The tech industry may be booming, but gender disparities within tech companies are still prevalent. In 1950 men made up over 60% of the workforce. Now women comprise almost half of the workforce. But there is still a wages gap where women aged 25-34 earned 89 cents for every dollar earned by their male counterparts.
Yet the number of women earning degrees in STEM fields increased by 10% from 2015 to 2017. There was also a 5.9% increase in women working in STEM careers during that same time period.
San Juan, PR-based Typing.com wanted to get a better idea of how big the gender gap in STEM truly is and where in America the gaps are smallest. It analyzed data from the US Census Bureau's American Community Survey and looked at STEM gaps by degree, occupation, and location. It compared the percentage of men in STEM fields with women in STEM fields.
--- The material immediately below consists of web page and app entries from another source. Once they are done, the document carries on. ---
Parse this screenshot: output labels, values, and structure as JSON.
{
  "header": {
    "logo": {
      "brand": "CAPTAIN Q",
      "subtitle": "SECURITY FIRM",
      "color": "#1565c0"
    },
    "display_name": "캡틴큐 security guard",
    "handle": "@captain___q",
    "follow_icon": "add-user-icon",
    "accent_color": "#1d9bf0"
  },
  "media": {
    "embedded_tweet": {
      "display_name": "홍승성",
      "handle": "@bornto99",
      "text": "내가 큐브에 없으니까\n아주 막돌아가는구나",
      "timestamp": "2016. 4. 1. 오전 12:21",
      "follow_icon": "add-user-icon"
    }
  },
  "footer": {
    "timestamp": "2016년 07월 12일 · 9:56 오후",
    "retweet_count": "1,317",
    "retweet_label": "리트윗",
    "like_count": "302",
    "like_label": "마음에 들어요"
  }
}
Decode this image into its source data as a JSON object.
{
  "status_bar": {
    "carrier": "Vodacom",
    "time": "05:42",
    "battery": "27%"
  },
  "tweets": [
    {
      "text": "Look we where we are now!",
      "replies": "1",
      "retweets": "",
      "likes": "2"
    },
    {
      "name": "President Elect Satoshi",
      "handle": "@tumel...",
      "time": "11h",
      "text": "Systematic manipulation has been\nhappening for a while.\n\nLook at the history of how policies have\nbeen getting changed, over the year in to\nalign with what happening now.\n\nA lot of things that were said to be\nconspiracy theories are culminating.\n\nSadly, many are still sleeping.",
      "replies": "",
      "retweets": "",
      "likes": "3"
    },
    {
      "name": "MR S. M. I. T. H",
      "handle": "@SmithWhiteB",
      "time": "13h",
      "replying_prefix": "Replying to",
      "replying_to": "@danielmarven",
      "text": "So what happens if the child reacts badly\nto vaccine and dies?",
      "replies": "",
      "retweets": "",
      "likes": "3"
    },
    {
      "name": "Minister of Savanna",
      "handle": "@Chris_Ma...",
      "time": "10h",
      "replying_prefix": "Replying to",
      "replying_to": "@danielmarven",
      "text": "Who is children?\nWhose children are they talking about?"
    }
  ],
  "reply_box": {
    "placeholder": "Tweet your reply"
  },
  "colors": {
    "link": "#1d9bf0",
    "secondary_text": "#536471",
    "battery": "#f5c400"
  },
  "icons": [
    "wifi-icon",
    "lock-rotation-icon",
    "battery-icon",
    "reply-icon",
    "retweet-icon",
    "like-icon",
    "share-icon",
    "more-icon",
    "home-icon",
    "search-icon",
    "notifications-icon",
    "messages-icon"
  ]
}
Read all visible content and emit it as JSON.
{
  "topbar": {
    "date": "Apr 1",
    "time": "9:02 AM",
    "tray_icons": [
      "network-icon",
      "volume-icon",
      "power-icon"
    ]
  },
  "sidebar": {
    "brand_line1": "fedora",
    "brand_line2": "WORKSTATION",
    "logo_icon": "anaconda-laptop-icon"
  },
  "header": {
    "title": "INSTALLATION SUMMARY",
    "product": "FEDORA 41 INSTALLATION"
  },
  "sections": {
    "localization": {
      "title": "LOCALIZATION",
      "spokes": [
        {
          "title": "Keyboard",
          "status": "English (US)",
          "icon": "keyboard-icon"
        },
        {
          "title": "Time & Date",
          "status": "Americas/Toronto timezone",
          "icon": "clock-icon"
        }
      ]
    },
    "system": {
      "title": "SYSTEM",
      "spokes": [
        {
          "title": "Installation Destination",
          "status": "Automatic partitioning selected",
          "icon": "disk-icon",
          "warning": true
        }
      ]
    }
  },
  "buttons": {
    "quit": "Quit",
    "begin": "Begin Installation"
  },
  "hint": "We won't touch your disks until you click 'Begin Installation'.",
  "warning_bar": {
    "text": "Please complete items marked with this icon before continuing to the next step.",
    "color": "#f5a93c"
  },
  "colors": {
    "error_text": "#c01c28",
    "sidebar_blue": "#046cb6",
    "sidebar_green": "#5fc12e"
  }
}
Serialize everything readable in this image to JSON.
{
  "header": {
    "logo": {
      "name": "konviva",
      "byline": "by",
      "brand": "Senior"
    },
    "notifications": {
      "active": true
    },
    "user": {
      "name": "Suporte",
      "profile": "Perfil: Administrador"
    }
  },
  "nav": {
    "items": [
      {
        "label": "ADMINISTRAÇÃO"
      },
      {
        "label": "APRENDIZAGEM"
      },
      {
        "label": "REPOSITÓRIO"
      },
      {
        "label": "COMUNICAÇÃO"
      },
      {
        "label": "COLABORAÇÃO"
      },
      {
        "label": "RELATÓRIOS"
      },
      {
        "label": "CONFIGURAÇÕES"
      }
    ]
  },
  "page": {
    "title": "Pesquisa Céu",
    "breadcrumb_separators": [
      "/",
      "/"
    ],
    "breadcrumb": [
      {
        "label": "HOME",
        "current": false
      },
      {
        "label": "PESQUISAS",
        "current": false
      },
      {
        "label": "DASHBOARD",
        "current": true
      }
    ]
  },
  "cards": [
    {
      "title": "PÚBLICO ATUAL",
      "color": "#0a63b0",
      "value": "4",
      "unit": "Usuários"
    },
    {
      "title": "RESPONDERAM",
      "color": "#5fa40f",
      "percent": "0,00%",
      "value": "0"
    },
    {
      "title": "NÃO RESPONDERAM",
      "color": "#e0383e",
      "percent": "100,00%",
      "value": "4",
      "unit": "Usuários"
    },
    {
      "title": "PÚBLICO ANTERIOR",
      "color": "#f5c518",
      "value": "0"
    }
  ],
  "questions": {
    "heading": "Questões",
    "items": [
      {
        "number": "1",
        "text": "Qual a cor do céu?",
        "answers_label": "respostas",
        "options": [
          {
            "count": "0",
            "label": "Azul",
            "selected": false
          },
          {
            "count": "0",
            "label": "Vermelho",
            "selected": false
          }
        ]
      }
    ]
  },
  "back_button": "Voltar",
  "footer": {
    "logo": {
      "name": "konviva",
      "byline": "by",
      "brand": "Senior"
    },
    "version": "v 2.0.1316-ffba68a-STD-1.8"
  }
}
Across the US, gaps varied, but none of the states had more women than men in STEM fields
It found that New York ranks second among states with the smallest gender gap in STEM degrees (12.9%), D.C. ranks 1st with a gender gap just below 7%. Wyoming is leading the way and has made the most progress in narrowing the gap in STEM workers, decreasing the gap by 18.2% between 2015 and 2017. The gender gap among STEM employees in Washington, D.C is the lowest in the nation at 13.8%.
Unfortunately, some states are not doing so well. Rhode Island has widened the gender gap since 2015, growing this disparity by 21.6% -- the highest in the country. Delaware is next with an increase in the gender pay gap of 10.4%.
There are large disparities that still exist between men and women in STEM education and careers across the country. See how your state compares with the rest of the nation.